==== Provided material ====
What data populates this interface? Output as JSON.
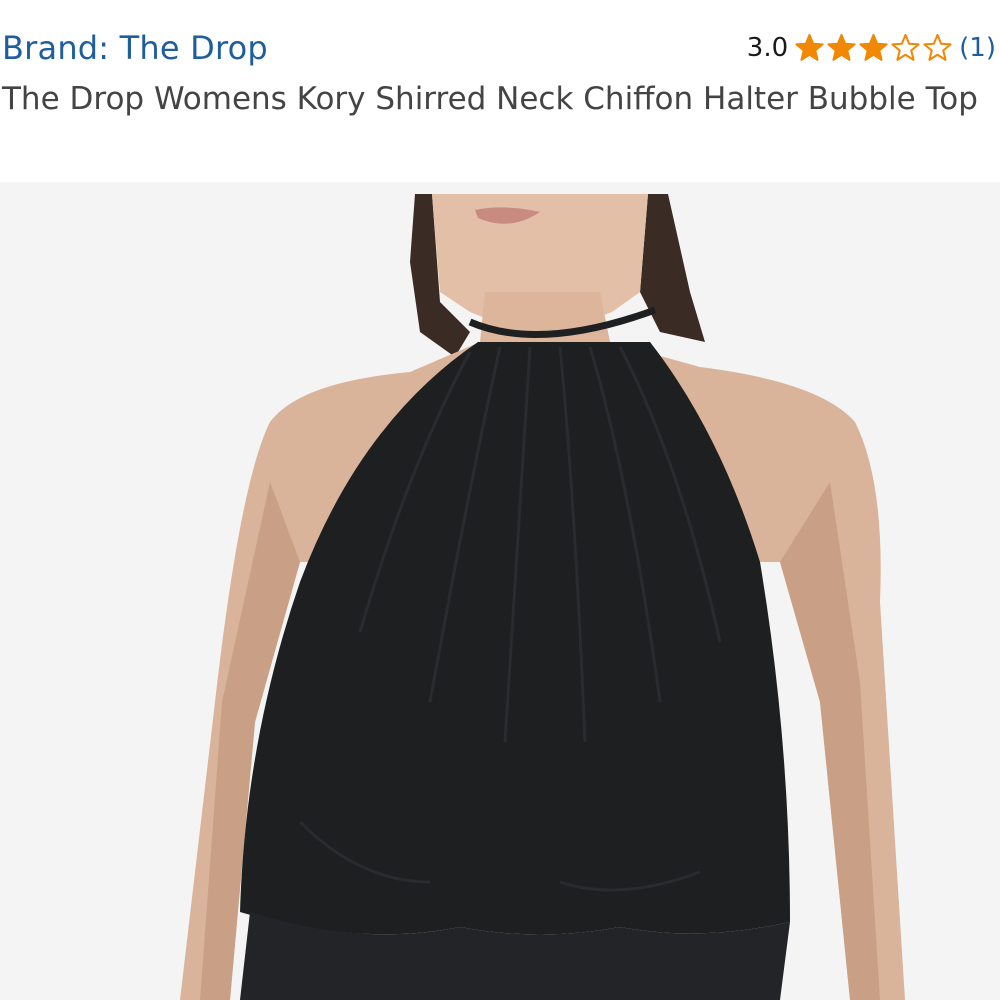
{
  "product": {
    "brand_label": "Brand: The Drop",
    "title": "The Drop Womens Kory Shirred Neck Chiffon Halter Bubble Top",
    "rating_value": "3.0",
    "rating_stars": 3,
    "rating_max": 5,
    "review_count": "(1)",
    "image_icon": "product-photo-halter-top"
  },
  "colors": {
    "link": "#1f5e9c",
    "star": "#f08804",
    "title": "#444444",
    "image_bg": "#f4f4f4",
    "garment": "#1d1f21",
    "skin": "#d9b49a"
  }
}
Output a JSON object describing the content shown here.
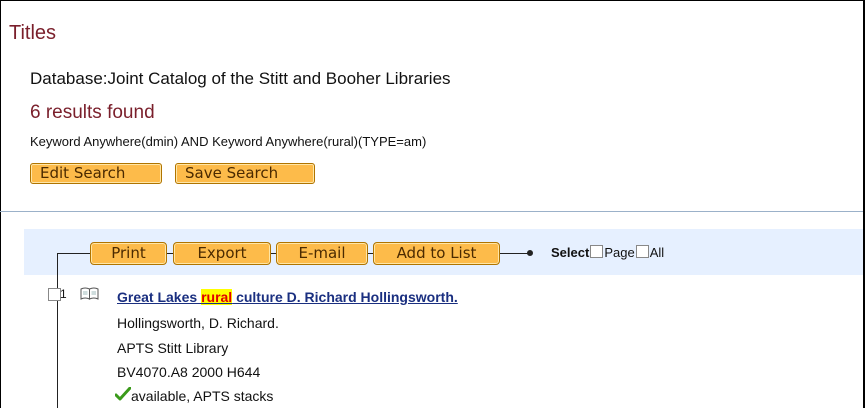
{
  "page": {
    "title": "Titles",
    "database_label": "Database:",
    "database_name": "Joint Catalog of the Stitt and Booher Libraries",
    "results_summary": "6 results found",
    "query": "Keyword Anywhere(dmin) AND Keyword Anywhere(rural)(TYPE=am)"
  },
  "search_actions": {
    "edit_label": "Edit Search",
    "save_label": "Save Search"
  },
  "toolbar": {
    "print_label": "Print",
    "export_label": "Export",
    "email_label": "E-mail",
    "add_label": "Add to List",
    "select_label": "Select",
    "page_label": "Page",
    "all_label": "All"
  },
  "results": [
    {
      "number": "1",
      "title_before": "Great Lakes ",
      "title_highlight": "rural",
      "title_after": " culture D. Richard Hollingsworth.",
      "author": "Hollingsworth, D. Richard.",
      "library": "APTS Stitt Library",
      "call_number": "BV4070.A8 2000 H644",
      "availability": "available, APTS stacks"
    }
  ],
  "colors": {
    "title_maroon": "#7a1f2b",
    "button_orange": "#fdbb4a",
    "toolbar_bg": "#e6f0ff",
    "link_blue": "#1a2f80",
    "highlight": "#ffff00"
  }
}
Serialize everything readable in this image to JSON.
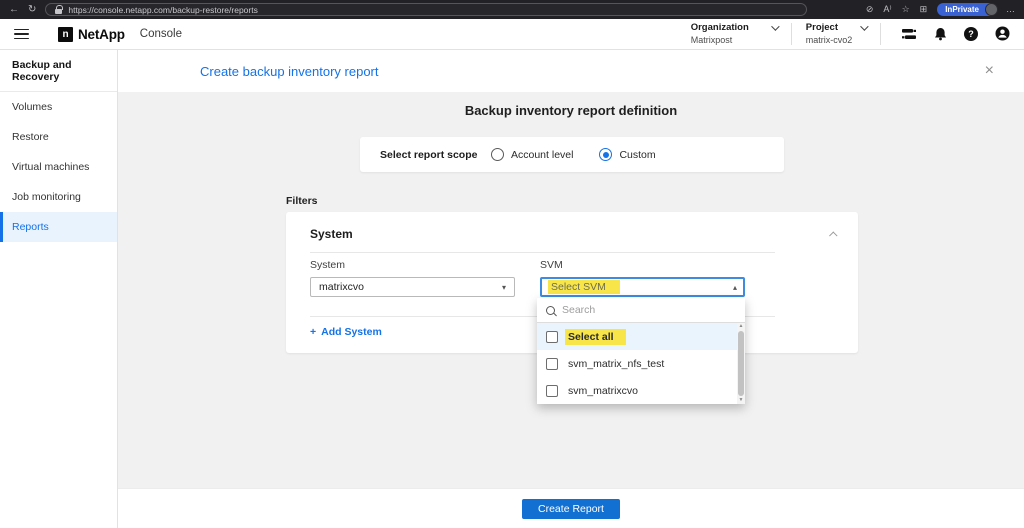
{
  "browser": {
    "url": "https://console.netapp.com/backup-restore/reports",
    "inprivate_label": "InPrivate"
  },
  "icons": {
    "back": "←",
    "refresh": "↻",
    "tracking": "⊘",
    "read_aloud": "A⁾",
    "favorite": "☆",
    "collections": "⊞",
    "ellipsis": "…",
    "close": "×",
    "question": "?",
    "netapp_mark": "n",
    "plus": "+",
    "caret_down": "▾",
    "caret_up": "▴",
    "scroll_up": "▲",
    "scroll_down": "▼"
  },
  "app_header": {
    "brand": "NetApp",
    "product": "Console",
    "organization_label": "Organization",
    "organization_value": "Matrixpost",
    "project_label": "Project",
    "project_value": "matrix-cvo2"
  },
  "sidebar": {
    "header": "Backup and Recovery",
    "items": [
      {
        "label": "Volumes"
      },
      {
        "label": "Restore"
      },
      {
        "label": "Virtual machines"
      },
      {
        "label": "Job monitoring"
      },
      {
        "label": "Reports"
      }
    ]
  },
  "panel": {
    "title": "Create backup inventory report"
  },
  "definition": {
    "heading": "Backup inventory report definition",
    "scope_label": "Select report scope",
    "scope_options": [
      {
        "label": "Account level",
        "selected": false
      },
      {
        "label": "Custom",
        "selected": true
      }
    ]
  },
  "filters": {
    "section_label": "Filters",
    "card_title": "System",
    "system_label": "System",
    "system_value": "matrixcvo",
    "svm_label": "SVM",
    "svm_value": "Select SVM",
    "add_system_label": "Add System",
    "svm_dropdown": {
      "search_placeholder": "Search",
      "options": [
        {
          "label": "Select all",
          "highlighted": true
        },
        {
          "label": "svm_matrix_nfs_test",
          "highlighted": false
        },
        {
          "label": "svm_matrixcvo",
          "highlighted": false
        }
      ]
    }
  },
  "footer": {
    "create_button": "Create Report"
  },
  "colors": {
    "accent_blue": "#1473e6",
    "button_blue": "#1170d2",
    "highlight_yellow": "#f7e549",
    "inprivate_blue": "#3a62d3",
    "selected_row": "#e9f3fd"
  }
}
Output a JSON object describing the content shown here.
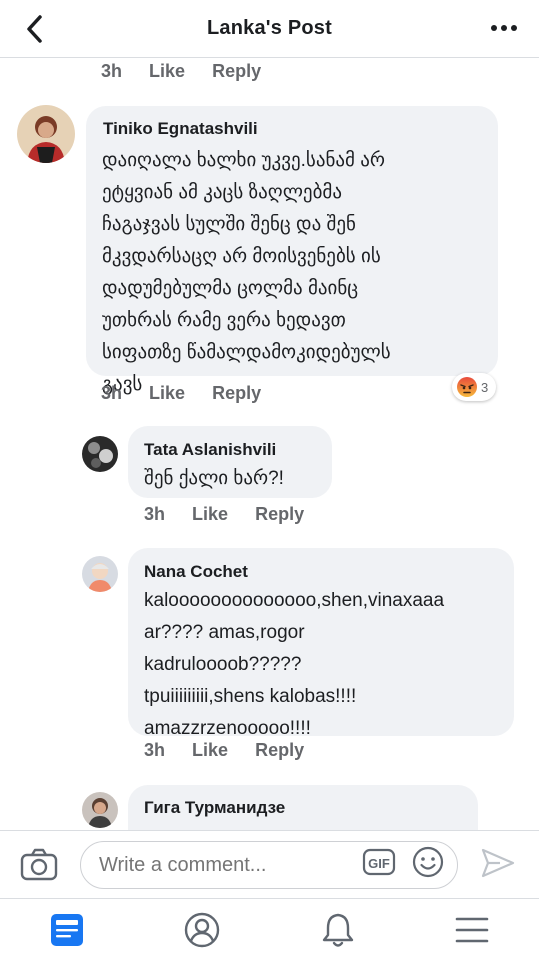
{
  "header": {
    "title": "Lanka's Post",
    "back_icon": "chevron-left-icon",
    "more_icon": "more-horizontal-icon"
  },
  "top_actions": {
    "time": "3h",
    "like": "Like",
    "reply": "Reply"
  },
  "comments": [
    {
      "author": "Tiniko Egnatashvili",
      "lines": [
        "დაიღალა ხალხი უკვე.სანამ არ",
        "ეტყვიან ამ კაცს ზაღლებმა",
        "ჩაგაჯვას სულში შენც და შენ",
        "მკვდარსაცღ არ მოისვენებს ის",
        "დადუმებულმა ცოლმა მაინც",
        "უთხრას რამე ვერა ხედავთ",
        "სიფათზე წამალდამოკიდებულს",
        "გავს"
      ],
      "time": "3h",
      "like": "Like",
      "reply": "Reply",
      "reaction": {
        "icon": "angry-reaction-icon",
        "count": "3"
      }
    },
    {
      "author": "Tata Aslanishvili",
      "lines": [
        "შენ ქალი ხარ?!"
      ],
      "time": "3h",
      "like": "Like",
      "reply": "Reply"
    },
    {
      "author": "Nana Cochet",
      "lines": [
        "kaloooooooooooooo,shen,vinaxaaa",
        "ar???? amas,rogor",
        "kadruloooob?????",
        "tpuiiiiiiiii,shens kalobas!!!!",
        "amazzrzenooooo!!!!"
      ],
      "time": "3h",
      "like": "Like",
      "reply": "Reply"
    },
    {
      "author": "Гига Турманидзе",
      "lines": []
    }
  ],
  "composer": {
    "placeholder": "Write a comment...",
    "camera_icon": "camera-icon",
    "gif_label": "GIF",
    "emoji_icon": "emoji-icon",
    "send_icon": "send-icon"
  },
  "tabs": [
    {
      "name": "feed",
      "icon": "news-feed-icon",
      "active": true
    },
    {
      "name": "profile",
      "icon": "profile-icon",
      "active": false
    },
    {
      "name": "notifications",
      "icon": "bell-icon",
      "active": false
    },
    {
      "name": "menu",
      "icon": "hamburger-menu-icon",
      "active": false
    }
  ],
  "colors": {
    "accent": "#1877f2",
    "text": "#1c1e21",
    "secondary_text": "#65676b",
    "bubble": "#f0f2f5",
    "divider": "#dadde1"
  }
}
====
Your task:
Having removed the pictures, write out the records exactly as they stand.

Written answer:
What data populates this interface? Output as JSON.
{
  "product": {
    "brand_label": "Brand: The Drop",
    "title": "The Drop Womens Kory Shirred Neck Chiffon Halter Bubble Top",
    "rating_value": "3.0",
    "rating_stars": 3,
    "rating_max": 5,
    "review_count": "(1)",
    "image_icon": "product-photo-halter-top"
  },
  "colors": {
    "link": "#1f5e9c",
    "star": "#f08804",
    "title": "#444444",
    "image_bg": "#f4f4f4",
    "garment": "#1d1f21",
    "skin": "#d9b49a"
  }
}
Output a JSON object describing the content shown here.
{
  "page": {
    "title": "Titles",
    "database_label": "Database:",
    "database_name": "Joint Catalog of the Stitt and Booher Libraries",
    "results_summary": "6 results found",
    "query": "Keyword Anywhere(dmin) AND Keyword Anywhere(rural)(TYPE=am)"
  },
  "search_actions": {
    "edit_label": "Edit Search",
    "save_label": "Save Search"
  },
  "toolbar": {
    "print_label": "Print",
    "export_label": "Export",
    "email_label": "E-mail",
    "add_label": "Add to List",
    "select_label": "Select",
    "page_label": "Page",
    "all_label": "All"
  },
  "results": [
    {
      "number": "1",
      "title_before": "Great Lakes ",
      "title_highlight": "rural",
      "title_after": " culture D. Richard Hollingsworth.",
      "author": "Hollingsworth, D. Richard.",
      "library": "APTS Stitt Library",
      "call_number": "BV4070.A8 2000 H644",
      "availability": "available, APTS stacks"
    }
  ],
  "colors": {
    "title_maroon": "#7a1f2b",
    "button_orange": "#fdbb4a",
    "toolbar_bg": "#e6f0ff",
    "link_blue": "#1a2f80",
    "highlight": "#ffff00"
  }
}
Serialize everything readable in this image to JSON.
{
  "browser": {
    "url": "https://console.netapp.com/backup-restore/reports",
    "inprivate_label": "InPrivate"
  },
  "icons": {
    "back": "←",
    "refresh": "↻",
    "tracking": "⊘",
    "read_aloud": "A⁾",
    "favorite": "☆",
    "collections": "⊞",
    "ellipsis": "…",
    "close": "×",
    "question": "?",
    "netapp_mark": "n",
    "plus": "+",
    "caret_down": "▾",
    "caret_up": "▴",
    "scroll_up": "▲",
    "scroll_down": "▼"
  },
  "app_header": {
    "brand": "NetApp",
    "product": "Console",
    "organization_label": "Organization",
    "organization_value": "Matrixpost",
    "project_label": "Project",
    "project_value": "matrix-cvo2"
  },
  "sidebar": {
    "header": "Backup and Recovery",
    "items": [
      {
        "label": "Volumes"
      },
      {
        "label": "Restore"
      },
      {
        "label": "Virtual machines"
      },
      {
        "label": "Job monitoring"
      },
      {
        "label": "Reports"
      }
    ]
  },
  "panel": {
    "title": "Create backup inventory report"
  },
  "definition": {
    "heading": "Backup inventory report definition",
    "scope_label": "Select report scope",
    "scope_options": [
      {
        "label": "Account level",
        "selected": false
      },
      {
        "label": "Custom",
        "selected": true
      }
    ]
  },
  "filters": {
    "section_label": "Filters",
    "card_title": "System",
    "system_label": "System",
    "system_value": "matrixcvo",
    "svm_label": "SVM",
    "svm_value": "Select SVM",
    "add_system_label": "Add System",
    "svm_dropdown": {
      "search_placeholder": "Search",
      "options": [
        {
          "label": "Select all",
          "highlighted": true
        },
        {
          "label": "svm_matrix_nfs_test",
          "highlighted": false
        },
        {
          "label": "svm_matrixcvo",
          "highlighted": false
        }
      ]
    }
  },
  "footer": {
    "create_button": "Create Report"
  },
  "colors": {
    "accent_blue": "#1473e6",
    "button_blue": "#1170d2",
    "highlight_yellow": "#f7e549",
    "inprivate_blue": "#3a62d3",
    "selected_row": "#e9f3fd"
  }
}
Output a JSON object describing the content shown here.
{
  "header": {
    "title": "Lanka's Post",
    "back_icon": "chevron-left-icon",
    "more_icon": "more-horizontal-icon"
  },
  "top_actions": {
    "time": "3h",
    "like": "Like",
    "reply": "Reply"
  },
  "comments": [
    {
      "author": "Tiniko Egnatashvili",
      "lines": [
        "დაიღალა ხალხი უკვე.სანამ არ",
        "ეტყვიან ამ კაცს ზაღლებმა",
        "ჩაგაჯვას სულში შენც და შენ",
        "მკვდარსაცღ არ მოისვენებს ის",
        "დადუმებულმა ცოლმა მაინც",
        "უთხრას რამე ვერა ხედავთ",
        "სიფათზე წამალდამოკიდებულს",
        "გავს"
      ],
      "time": "3h",
      "like": "Like",
      "reply": "Reply",
      "reaction": {
        "icon": "angry-reaction-icon",
        "count": "3"
      }
    },
    {
      "author": "Tata Aslanishvili",
      "lines": [
        "შენ ქალი ხარ?!"
      ],
      "time": "3h",
      "like": "Like",
      "reply": "Reply"
    },
    {
      "author": "Nana Cochet",
      "lines": [
        "kaloooooooooooooo,shen,vinaxaaa",
        "ar???? amas,rogor",
        "kadruloooob?????",
        "tpuiiiiiiiii,shens kalobas!!!!",
        "amazzrzenooooo!!!!"
      ],
      "time": "3h",
      "like": "Like",
      "reply": "Reply"
    },
    {
      "author": "Гига Турманидзе",
      "lines": []
    }
  ],
  "composer": {
    "placeholder": "Write a comment...",
    "camera_icon": "camera-icon",
    "gif_label": "GIF",
    "emoji_icon": "emoji-icon",
    "send_icon": "send-icon"
  },
  "tabs": [
    {
      "name": "feed",
      "icon": "news-feed-icon",
      "active": true
    },
    {
      "name": "profile",
      "icon": "profile-icon",
      "active": false
    },
    {
      "name": "notifications",
      "icon": "bell-icon",
      "active": false
    },
    {
      "name": "menu",
      "icon": "hamburger-menu-icon",
      "active": false
    }
  ],
  "colors": {
    "accent": "#1877f2",
    "text": "#1c1e21",
    "secondary_text": "#65676b",
    "bubble": "#f0f2f5",
    "divider": "#dadde1"
  }
}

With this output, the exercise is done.